* Work to be completed:
Report every line of the data that includes "description".

### Information given ###

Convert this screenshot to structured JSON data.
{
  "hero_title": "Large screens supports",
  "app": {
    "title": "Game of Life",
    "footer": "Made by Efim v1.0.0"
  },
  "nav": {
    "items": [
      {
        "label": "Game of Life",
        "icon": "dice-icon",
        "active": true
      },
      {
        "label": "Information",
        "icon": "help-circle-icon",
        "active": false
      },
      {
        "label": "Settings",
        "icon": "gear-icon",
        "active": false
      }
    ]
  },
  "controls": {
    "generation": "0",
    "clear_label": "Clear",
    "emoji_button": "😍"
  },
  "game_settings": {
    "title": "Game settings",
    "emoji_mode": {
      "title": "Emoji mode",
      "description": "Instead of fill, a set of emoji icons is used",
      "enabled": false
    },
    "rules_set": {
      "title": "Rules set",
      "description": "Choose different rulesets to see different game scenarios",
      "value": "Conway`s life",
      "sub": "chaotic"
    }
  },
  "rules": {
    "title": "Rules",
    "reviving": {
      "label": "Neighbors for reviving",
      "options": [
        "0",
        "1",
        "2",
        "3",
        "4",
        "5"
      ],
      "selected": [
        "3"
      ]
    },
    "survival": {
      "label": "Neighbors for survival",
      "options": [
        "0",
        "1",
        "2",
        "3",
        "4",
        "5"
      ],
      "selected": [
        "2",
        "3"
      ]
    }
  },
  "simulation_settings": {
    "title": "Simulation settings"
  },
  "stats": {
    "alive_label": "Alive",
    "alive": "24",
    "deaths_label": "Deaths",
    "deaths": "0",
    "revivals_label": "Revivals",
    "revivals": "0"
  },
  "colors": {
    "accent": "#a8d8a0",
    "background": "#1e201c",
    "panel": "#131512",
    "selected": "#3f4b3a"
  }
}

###

* Answer for the task:
      "description": "Instead of fill, a set of emoji icons is used",
      "description": "Choose different rulesets to see different game scenarios",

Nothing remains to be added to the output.